Ronnie Creager came after Rodrigo, the skating Ronnie did was sick.Although the part is short and sweet, you get the feeling he did allthat he had to, and it left you wanting more. A lot of effort was put inby other skaters also. It was ironic that Ronnie lived the closest toeS, was the only rider born in America, and still couldn’t come up withsome kind of intro (keep in mind the others traveled around the world toshoot theirs). The crowd were going crazy during some of Ronnie’sfootage, what’s in there is the shit, but there just needs to be more ofit.
For those of you wishing that this video would see the rebirth of TomPenny, I’m afraid totell you that you’ve been waiting in vain. All the talk of a new partand unseen footage has just been a pipe dream. Tom got the secondbiggest cheer of the night when his introwent up on the screen. Geoff Rowley did a good voice over to the introof Tom’s part, and many in the crowd were feeling it. What followed wasa black and white montage of footage that you’ve probably seen, in someway or another, over the years. Two or three new lines showed nothingout of the ordinary. When the part was over, it marked, to me, the endof an era which finished in ’96–Penny’s enigma has been carrying on eversince. That’s the way legends are made. I, like many others, wanted tosee a part to match the likes of Koston, but it just wasn’t to be.
Rick McKrank hit the screen next with a part that mixed up park andStreet. It was funny,entertaining, with unbelievable skateboarding. Lots of it was shot inParis and Canada. Rick’s one of those skaters that show a rare mix of fun and amazing technical ability. Everything looked as if it was being done effortlessly. There’s somegnarly stuff in his part. You may have seen a little of his footage inads, but there’s a lot of new stuff too, it’ll make you want to go outand skate.
The last two parts went to Bob Burnquist and Eric Koston. If you everthought that vertical skateboarding could not be pushed any further, just sit backand look carefully atBob’s part. The theater was full of mainly street skaters, yet everyonethere cheered at what Bob had managed to put on film. I was stoked on Bob’s part his intro was done well, it gave you a sense of where he was from and what Brazil was about, making his rise to thetop of the vert ranks even more impressive. You have to watch this part to believe it.

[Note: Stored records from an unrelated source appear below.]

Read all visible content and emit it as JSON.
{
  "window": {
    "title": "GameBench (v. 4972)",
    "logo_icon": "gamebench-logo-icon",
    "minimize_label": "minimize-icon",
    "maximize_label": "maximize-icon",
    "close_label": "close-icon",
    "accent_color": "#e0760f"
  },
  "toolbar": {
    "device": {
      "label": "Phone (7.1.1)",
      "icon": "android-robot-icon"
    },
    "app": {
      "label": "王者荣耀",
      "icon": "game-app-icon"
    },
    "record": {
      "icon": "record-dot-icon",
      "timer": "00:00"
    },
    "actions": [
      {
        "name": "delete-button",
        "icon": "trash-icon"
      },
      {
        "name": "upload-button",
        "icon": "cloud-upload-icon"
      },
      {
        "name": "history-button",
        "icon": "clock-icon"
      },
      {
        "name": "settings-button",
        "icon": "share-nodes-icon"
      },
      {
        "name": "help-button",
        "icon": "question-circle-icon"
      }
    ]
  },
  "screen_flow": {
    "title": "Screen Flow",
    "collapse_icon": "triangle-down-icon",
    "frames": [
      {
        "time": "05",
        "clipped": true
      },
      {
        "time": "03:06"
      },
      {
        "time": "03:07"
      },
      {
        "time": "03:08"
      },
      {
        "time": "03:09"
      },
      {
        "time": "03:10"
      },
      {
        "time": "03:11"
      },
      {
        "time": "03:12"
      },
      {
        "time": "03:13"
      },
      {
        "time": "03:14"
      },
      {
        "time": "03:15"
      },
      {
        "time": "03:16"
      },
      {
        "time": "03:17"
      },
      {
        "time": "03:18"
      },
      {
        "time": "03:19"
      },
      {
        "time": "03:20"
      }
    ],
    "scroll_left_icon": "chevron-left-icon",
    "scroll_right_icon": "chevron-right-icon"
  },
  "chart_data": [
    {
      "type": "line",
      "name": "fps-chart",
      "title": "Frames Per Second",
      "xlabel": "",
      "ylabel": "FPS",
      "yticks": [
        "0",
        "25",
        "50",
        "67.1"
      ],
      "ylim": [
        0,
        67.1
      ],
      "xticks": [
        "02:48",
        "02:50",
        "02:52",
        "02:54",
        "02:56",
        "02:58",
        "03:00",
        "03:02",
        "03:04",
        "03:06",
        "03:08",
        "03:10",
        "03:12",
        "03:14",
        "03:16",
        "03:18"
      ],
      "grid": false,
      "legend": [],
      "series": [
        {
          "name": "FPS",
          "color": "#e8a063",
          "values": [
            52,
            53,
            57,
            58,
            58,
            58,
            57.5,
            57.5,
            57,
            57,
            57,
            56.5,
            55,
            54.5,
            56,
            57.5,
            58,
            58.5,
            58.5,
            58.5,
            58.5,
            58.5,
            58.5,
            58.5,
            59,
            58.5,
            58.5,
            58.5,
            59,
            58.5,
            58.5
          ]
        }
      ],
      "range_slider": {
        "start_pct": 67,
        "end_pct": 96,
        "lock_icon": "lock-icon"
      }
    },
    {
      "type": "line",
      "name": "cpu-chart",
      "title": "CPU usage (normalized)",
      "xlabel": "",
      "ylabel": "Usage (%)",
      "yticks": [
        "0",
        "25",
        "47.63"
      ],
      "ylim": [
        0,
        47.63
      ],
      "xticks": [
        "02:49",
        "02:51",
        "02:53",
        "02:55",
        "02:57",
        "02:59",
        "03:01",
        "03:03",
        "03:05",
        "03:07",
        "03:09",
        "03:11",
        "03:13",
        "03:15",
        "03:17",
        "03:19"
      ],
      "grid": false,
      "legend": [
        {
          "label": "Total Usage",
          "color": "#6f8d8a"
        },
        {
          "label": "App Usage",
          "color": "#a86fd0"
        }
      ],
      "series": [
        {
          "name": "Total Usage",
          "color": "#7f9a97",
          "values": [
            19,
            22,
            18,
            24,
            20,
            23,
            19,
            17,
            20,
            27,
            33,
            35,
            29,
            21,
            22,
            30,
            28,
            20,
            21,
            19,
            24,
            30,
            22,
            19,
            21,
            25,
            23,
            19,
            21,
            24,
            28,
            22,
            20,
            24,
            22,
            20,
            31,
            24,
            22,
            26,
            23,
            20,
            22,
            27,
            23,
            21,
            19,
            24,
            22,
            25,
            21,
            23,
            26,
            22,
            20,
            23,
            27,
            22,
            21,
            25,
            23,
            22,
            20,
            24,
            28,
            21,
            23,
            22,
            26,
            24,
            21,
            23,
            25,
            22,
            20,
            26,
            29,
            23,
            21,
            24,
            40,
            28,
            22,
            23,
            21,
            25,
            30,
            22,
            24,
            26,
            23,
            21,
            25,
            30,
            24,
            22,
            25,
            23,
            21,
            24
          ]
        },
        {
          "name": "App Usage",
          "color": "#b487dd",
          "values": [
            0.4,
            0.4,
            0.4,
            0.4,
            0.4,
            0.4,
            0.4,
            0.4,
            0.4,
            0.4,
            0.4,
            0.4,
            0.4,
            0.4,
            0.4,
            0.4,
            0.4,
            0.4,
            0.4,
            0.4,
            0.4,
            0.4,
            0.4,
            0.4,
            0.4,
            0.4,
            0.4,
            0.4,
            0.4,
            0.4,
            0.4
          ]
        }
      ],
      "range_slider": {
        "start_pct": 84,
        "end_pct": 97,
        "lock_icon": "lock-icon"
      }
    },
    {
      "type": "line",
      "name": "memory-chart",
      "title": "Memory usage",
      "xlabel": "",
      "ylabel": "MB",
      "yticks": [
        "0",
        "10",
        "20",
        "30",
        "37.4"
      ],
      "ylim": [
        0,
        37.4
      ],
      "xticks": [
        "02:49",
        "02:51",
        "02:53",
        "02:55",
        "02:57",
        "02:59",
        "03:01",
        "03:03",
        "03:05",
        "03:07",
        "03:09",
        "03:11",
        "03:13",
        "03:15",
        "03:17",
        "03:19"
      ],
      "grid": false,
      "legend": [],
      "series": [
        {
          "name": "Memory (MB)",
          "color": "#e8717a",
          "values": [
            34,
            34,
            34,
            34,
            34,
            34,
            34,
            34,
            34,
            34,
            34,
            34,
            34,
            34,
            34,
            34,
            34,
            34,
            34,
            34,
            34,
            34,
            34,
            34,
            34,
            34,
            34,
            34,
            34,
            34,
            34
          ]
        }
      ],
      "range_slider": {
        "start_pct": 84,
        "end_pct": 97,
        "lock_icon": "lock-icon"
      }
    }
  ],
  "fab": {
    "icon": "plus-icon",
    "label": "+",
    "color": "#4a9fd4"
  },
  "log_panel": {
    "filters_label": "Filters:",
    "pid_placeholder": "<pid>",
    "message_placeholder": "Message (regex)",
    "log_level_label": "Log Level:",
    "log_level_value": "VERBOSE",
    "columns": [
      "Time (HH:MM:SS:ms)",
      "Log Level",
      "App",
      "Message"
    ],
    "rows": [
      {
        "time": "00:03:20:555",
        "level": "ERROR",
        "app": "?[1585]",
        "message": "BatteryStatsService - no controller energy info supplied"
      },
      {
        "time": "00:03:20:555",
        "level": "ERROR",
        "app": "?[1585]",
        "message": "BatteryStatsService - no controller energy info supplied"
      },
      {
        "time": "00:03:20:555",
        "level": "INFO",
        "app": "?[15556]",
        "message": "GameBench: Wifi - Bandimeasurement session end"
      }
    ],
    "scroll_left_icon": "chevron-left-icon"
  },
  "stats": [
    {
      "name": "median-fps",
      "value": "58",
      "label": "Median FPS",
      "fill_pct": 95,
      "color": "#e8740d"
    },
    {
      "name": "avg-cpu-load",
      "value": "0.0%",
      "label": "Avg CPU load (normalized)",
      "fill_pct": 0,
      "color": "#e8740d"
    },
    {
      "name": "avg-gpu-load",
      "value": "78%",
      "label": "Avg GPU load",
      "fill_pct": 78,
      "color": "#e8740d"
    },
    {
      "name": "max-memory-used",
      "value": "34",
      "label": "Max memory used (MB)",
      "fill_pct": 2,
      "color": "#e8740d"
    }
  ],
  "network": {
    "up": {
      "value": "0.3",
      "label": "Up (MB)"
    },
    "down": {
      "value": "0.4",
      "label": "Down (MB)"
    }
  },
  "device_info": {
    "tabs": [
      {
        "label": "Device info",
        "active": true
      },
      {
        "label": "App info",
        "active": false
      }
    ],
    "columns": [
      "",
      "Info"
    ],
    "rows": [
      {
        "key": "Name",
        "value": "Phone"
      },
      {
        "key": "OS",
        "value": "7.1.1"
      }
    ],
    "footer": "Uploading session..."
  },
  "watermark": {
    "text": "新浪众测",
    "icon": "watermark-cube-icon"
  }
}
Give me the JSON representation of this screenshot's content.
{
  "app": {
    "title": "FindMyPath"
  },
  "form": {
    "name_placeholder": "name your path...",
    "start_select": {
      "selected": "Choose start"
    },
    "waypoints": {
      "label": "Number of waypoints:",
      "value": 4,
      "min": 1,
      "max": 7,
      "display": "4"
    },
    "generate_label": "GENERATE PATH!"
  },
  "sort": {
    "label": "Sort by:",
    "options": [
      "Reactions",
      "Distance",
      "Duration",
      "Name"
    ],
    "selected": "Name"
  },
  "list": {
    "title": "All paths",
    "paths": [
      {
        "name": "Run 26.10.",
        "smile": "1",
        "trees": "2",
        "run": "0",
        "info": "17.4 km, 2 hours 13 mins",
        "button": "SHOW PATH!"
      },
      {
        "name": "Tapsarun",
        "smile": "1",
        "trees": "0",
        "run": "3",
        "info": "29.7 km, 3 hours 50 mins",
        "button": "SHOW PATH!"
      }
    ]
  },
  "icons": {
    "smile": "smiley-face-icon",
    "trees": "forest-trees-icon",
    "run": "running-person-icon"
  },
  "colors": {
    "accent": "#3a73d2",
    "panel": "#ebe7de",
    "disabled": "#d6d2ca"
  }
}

Writing about Eric Koston, for me, is always difficult. Over the yearshe’s pushed street skateboarding to another level. He has come out with countless amazing video parts, won all the major legitimate contests, and is still seen by his peers as the man. The last parts in videos are usually reserved for something special, once again Eric Koston came up with something special that could not disappoint anyone. His part has everything we’ve come to expect, with the difference of his opening being filmed in Bangkok (there’sskate footage in Brazil also). The banger at the end had the crowd going mental, amazing stuff.
A fun montage in the close lead to the end of the video. Fred’s done agood job, he’s stuck to a style and it’s paid off. Sometimes a new videois a little bit of a let down, all the hype and talk gets blown out ofproportion, and you’re left wanting a little more. This was not the casein menikmati, it’s a skate video that, for once, lives up to the hype.